#### DATA IN THIS EXERCISE

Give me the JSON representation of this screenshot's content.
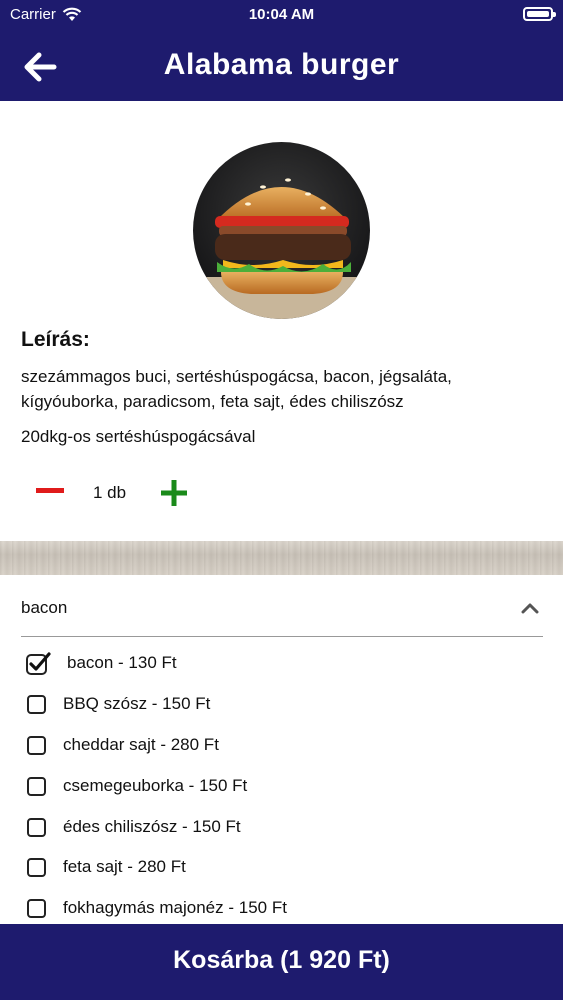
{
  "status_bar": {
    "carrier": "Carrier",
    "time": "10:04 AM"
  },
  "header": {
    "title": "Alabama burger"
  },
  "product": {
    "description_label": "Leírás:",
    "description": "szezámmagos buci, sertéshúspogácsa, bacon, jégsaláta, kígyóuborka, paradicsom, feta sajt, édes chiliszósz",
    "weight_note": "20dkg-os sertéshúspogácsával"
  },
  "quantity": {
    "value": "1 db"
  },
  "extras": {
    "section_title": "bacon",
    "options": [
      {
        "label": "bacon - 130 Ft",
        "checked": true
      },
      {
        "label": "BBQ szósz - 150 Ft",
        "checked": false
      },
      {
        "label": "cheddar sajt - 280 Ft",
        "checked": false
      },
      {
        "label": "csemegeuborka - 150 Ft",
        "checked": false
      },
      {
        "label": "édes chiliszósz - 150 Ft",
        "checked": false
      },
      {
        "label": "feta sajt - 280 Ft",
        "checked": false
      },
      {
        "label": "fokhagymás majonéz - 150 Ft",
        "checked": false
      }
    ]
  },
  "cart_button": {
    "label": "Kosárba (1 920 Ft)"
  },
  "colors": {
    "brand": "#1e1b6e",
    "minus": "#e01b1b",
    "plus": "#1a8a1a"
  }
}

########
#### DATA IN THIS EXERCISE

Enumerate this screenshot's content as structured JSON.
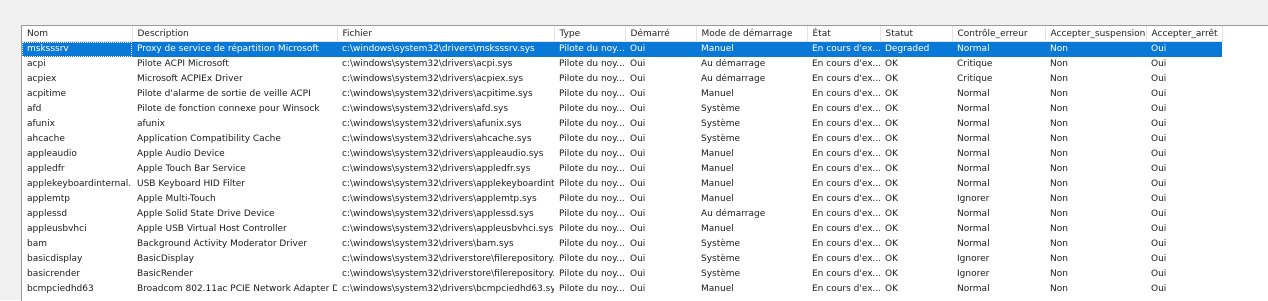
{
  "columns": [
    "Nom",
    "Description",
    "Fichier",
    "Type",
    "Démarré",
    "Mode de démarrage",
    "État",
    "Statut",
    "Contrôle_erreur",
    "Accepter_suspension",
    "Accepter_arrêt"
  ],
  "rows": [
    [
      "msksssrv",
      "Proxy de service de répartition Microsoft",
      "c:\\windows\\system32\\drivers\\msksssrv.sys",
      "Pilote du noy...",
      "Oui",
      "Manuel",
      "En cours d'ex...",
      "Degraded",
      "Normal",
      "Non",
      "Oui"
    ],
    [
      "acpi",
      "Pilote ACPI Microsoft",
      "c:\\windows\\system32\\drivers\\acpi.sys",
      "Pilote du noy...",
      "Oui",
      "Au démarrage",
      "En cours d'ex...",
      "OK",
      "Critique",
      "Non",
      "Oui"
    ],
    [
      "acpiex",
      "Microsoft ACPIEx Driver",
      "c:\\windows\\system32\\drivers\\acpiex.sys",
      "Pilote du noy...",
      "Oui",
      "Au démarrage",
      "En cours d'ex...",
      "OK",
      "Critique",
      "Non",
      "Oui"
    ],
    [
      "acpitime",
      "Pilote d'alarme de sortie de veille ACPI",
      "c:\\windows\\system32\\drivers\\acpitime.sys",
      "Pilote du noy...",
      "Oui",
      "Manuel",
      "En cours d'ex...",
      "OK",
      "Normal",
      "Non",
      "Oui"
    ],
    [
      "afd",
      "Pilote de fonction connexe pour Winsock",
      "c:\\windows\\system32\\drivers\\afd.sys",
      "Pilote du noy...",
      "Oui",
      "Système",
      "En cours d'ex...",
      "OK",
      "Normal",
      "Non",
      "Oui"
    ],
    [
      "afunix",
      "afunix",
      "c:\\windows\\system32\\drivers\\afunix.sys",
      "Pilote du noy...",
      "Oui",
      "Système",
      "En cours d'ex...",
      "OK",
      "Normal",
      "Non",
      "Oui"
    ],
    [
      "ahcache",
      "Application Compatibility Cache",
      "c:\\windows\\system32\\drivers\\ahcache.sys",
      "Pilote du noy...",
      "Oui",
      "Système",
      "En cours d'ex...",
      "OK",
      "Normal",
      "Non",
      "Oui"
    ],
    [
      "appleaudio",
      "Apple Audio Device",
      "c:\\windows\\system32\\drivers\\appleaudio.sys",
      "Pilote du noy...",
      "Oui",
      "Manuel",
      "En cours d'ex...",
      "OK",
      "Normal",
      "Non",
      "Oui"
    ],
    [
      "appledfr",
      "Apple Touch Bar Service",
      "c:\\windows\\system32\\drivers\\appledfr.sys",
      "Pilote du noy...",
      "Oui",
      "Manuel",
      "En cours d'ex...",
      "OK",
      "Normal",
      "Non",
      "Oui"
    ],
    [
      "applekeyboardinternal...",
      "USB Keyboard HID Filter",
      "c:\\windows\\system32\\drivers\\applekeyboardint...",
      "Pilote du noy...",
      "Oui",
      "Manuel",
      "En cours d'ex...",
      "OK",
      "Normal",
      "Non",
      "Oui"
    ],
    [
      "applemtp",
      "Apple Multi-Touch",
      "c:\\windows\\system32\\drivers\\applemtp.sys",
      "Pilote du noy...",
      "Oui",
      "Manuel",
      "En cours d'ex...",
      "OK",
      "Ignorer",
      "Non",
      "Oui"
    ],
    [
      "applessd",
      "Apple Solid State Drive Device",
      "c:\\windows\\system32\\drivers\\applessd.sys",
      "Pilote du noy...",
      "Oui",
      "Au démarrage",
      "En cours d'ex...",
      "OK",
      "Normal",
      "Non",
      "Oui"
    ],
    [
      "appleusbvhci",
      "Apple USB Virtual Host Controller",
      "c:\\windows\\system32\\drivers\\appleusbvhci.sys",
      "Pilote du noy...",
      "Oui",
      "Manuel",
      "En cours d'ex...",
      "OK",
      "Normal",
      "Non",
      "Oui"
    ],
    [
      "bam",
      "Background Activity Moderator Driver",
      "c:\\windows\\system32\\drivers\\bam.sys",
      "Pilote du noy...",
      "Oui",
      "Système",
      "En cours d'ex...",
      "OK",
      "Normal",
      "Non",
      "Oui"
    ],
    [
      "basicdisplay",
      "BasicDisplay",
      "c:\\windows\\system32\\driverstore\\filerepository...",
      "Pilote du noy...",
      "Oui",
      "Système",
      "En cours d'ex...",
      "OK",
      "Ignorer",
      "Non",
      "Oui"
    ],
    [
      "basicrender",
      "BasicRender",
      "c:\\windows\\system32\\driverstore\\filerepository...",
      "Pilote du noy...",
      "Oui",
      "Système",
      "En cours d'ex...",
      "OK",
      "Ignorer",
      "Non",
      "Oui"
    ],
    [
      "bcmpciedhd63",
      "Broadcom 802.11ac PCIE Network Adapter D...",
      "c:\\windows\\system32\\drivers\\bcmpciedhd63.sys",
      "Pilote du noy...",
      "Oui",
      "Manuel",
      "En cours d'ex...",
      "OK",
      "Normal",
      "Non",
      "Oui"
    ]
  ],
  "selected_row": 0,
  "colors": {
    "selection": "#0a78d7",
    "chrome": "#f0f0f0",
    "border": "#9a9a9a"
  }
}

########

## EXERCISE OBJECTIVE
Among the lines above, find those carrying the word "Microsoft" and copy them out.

## ANSWER FOR THE TASK
      "Proxy de service de répartition Microsoft",
      "Pilote ACPI Microsoft",
      "Microsoft ACPIEx Driver",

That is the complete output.